### Instructions for the task
Could you write out each entry exactly as it reads?

### Records provided
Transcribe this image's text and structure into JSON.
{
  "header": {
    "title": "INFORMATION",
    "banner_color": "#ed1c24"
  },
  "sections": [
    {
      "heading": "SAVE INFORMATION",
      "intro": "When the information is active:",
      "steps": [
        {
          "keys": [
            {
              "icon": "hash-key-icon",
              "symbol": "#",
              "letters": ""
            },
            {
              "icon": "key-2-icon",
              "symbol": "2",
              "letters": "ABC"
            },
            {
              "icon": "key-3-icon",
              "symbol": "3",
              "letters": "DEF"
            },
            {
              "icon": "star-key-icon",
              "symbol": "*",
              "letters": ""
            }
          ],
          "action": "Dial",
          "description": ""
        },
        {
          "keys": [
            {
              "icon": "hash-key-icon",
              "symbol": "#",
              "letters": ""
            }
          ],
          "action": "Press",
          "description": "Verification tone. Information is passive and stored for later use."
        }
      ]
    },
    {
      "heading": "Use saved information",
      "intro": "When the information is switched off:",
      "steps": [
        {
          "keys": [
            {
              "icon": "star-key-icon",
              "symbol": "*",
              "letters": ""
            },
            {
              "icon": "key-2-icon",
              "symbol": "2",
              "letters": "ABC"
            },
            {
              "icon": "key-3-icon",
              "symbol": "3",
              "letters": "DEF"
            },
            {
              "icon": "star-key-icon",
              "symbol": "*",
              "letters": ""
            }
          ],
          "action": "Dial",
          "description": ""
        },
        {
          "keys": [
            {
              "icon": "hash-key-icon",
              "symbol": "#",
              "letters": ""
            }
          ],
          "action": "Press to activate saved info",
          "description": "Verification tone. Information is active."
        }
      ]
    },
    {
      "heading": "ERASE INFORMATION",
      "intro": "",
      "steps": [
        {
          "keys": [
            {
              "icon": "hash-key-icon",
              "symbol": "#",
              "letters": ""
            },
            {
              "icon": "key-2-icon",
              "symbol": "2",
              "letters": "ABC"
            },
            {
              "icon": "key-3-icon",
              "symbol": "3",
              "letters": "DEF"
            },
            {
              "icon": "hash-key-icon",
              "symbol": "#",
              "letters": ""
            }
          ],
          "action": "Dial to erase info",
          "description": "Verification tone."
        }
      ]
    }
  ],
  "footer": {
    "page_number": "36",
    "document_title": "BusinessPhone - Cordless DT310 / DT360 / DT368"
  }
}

### Solved problem
Transcribe this image's text and structure into JSON.
{
  "header": {
    "title": "INFORMATION",
    "banner_color": "#ed1c24"
  },
  "sections": [
    {
      "heading": "SAVE INFORMATION",
      "intro": "When the information is active:",
      "steps": [
        {
          "keys": [
            {
              "icon": "hash-key-icon",
              "symbol": "#",
              "letters": ""
            },
            {
              "icon": "key-2-icon",
              "symbol": "2",
              "letters": "ABC"
            },
            {
              "icon": "key-3-icon",
              "symbol": "3",
              "letters": "DEF"
            },
            {
              "icon": "star-key-icon",
              "symbol": "*",
              "letters": ""
            }
          ],
          "action": "Dial",
          "description": ""
        },
        {
          "keys": [
            {
              "icon": "hash-key-icon",
              "symbol": "#",
              "letters": ""
            }
          ],
          "action": "Press",
          "description": "Verification tone. Information is passive and stored for later use."
        }
      ]
    },
    {
      "heading": "Use saved information",
      "intro": "When the information is switched off:",
      "steps": [
        {
          "keys": [
            {
              "icon": "star-key-icon",
              "symbol": "*",
              "letters": ""
            },
            {
              "icon": "key-2-icon",
              "symbol": "2",
              "letters": "ABC"
            },
            {
              "icon": "key-3-icon",
              "symbol": "3",
              "letters": "DEF"
            },
            {
              "icon": "star-key-icon",
              "symbol": "*",
              "letters": ""
            }
          ],
          "action": "Dial",
          "description": ""
        },
        {
          "keys": [
            {
              "icon": "hash-key-icon",
              "symbol": "#",
              "letters": ""
            }
          ],
          "action": "Press to activate saved info",
          "description": "Verification tone. Information is active."
        }
      ]
    },
    {
      "heading": "ERASE INFORMATION",
      "intro": "",
      "steps": [
        {
          "keys": [
            {
              "icon": "hash-key-icon",
              "symbol": "#",
              "letters": ""
            },
            {
              "icon": "key-2-icon",
              "symbol": "2",
              "letters": "ABC"
            },
            {
              "icon": "key-3-icon",
              "symbol": "3",
              "letters": "DEF"
            },
            {
              "icon": "hash-key-icon",
              "symbol": "#",
              "letters": ""
            }
          ],
          "action": "Dial to erase info",
          "description": "Verification tone."
        }
      ]
    }
  ],
  "footer": {
    "page_number": "36",
    "document_title": "BusinessPhone - Cordless DT310 / DT360 / DT368"
  }
}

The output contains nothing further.